Is There a Right Way and Wrong Way to do ISO (or AS)?
Yes — but obviously this is controversial.
The most common issue or mistake with ISO systems is the structure of the documentation. One approach is to structure documentation around the ISO standard. One document is written for each requirement of the standard until all of the requirements are “explained” in a document. This approach is very effective at meeting the requirements of the standard and is easy to “boilerplate” – which is why some consultants are comfortable with this approach. The resulting documents don’t provide much additional value as they really only describe the standard and thus aren’t much use for improvement or even straightforward management. Because the documentation and the processes it described doesn’t have much meaning to the organization, the documents are often ignored and thus as things change in the organization, documentation doesn’t get updated and problems occur with certification. This approach usually requires constant and deliberate management to keep ISO registered.
An alternative approach is the “process approach” which is advocated by ISO itself. In this approach, documented procedures are written that describe the activities in the organization. These documents are actually quite useful as they clarify the right way of doing things and can be used for review and improvement. The documents become a tool through which the business is organized and operated. Maintenance is not a chore but a natural part of what is done.

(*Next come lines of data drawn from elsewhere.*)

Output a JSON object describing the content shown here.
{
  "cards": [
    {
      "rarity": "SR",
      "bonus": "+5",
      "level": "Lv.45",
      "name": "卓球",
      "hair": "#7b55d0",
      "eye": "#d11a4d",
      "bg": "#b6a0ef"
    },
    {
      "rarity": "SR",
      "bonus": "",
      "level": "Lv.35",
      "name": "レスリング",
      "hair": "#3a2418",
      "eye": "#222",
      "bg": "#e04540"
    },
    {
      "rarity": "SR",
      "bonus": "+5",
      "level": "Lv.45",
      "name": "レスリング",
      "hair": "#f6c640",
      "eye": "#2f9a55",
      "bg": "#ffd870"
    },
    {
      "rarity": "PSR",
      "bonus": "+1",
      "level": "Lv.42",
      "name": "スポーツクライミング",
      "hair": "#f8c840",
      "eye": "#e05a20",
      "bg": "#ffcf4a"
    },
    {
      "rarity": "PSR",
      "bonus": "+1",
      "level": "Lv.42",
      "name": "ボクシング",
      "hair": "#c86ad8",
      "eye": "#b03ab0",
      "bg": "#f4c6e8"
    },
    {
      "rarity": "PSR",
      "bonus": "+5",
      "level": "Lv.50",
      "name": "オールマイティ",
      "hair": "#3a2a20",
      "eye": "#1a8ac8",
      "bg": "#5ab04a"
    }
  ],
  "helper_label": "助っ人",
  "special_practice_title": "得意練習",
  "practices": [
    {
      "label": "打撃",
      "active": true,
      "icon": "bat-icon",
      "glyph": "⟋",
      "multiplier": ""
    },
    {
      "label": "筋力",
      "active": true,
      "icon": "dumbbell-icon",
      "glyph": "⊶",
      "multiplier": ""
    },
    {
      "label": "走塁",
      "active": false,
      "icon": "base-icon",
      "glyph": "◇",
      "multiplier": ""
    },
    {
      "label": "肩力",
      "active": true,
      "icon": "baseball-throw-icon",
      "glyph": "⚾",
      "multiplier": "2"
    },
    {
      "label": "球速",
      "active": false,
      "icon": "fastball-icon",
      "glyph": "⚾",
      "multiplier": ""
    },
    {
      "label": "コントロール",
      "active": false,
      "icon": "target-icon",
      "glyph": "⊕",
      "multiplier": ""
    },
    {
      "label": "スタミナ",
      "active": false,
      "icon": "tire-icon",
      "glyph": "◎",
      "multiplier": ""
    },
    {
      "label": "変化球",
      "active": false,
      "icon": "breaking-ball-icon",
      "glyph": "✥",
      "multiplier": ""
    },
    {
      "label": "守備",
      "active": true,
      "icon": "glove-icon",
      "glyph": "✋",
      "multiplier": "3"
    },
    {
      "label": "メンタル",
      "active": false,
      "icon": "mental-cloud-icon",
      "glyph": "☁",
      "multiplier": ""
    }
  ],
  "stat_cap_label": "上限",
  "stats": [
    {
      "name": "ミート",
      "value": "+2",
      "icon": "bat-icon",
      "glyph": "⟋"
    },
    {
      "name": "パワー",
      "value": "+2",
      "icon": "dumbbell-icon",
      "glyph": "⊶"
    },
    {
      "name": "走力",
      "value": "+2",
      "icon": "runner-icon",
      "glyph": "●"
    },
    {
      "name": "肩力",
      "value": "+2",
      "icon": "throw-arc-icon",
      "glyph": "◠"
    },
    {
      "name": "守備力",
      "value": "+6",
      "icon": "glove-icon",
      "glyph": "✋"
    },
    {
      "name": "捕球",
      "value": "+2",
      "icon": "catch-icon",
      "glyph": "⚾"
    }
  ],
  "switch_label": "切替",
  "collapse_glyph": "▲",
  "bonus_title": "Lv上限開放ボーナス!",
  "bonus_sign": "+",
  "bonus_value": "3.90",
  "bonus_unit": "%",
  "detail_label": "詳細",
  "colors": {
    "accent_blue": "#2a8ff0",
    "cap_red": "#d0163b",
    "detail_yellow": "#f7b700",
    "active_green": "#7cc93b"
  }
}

These two extremes are easy to understand and one is described above as clearly better than the other. However, it is very difficult to achieve a process based system. What should I include in the procedure? What level of detail? How and where do I get the requirements? Should the requirements from one section be in one procedure? What if requirements seem inapplicable? It is also true that in smaller organizations the benefits to be obtained from any ISO system are less substantial than they are in a larger organization. Consequently the ease of implementation and simple acknowledgment of the expected maintenance effort are easy to accept as a price for certification.

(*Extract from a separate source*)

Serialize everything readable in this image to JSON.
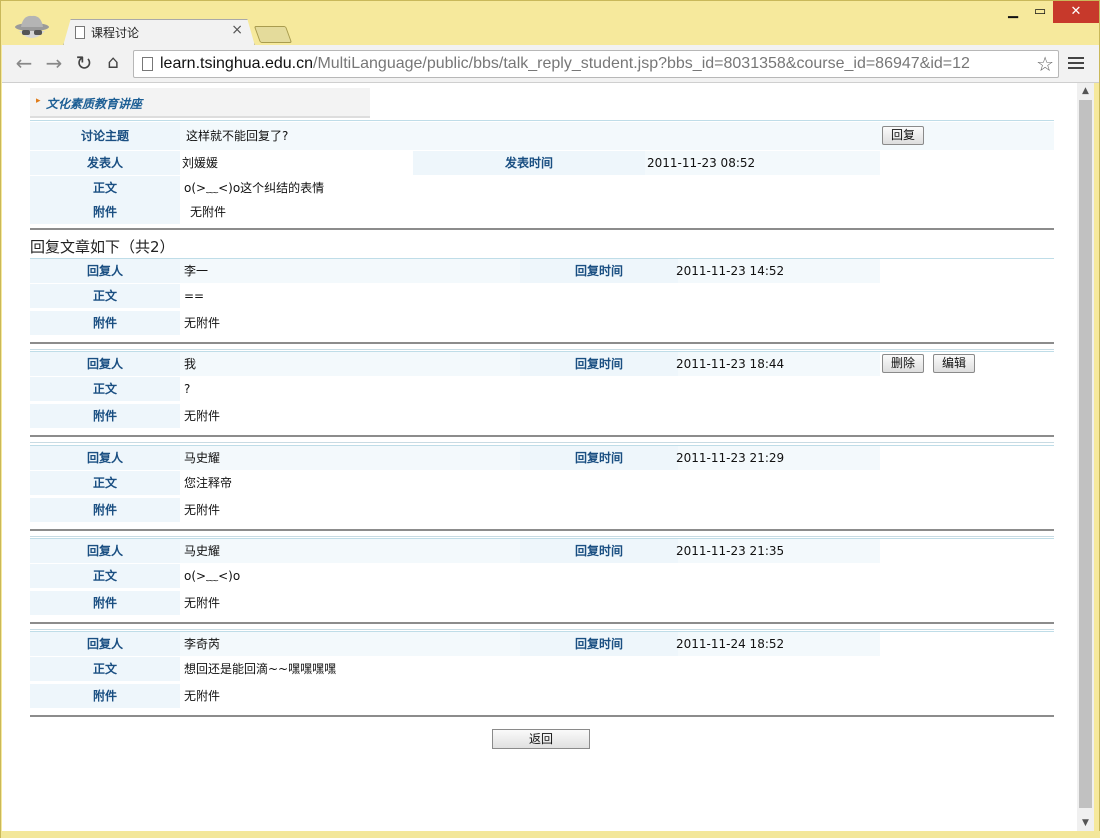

If you are using a consultant you should demand a process based system. Before contracting get them to describe and commit to that approach. If you attempting ISO alone and you are a small organization (very small 1-5 people and not real expectation of growth) then you have more options.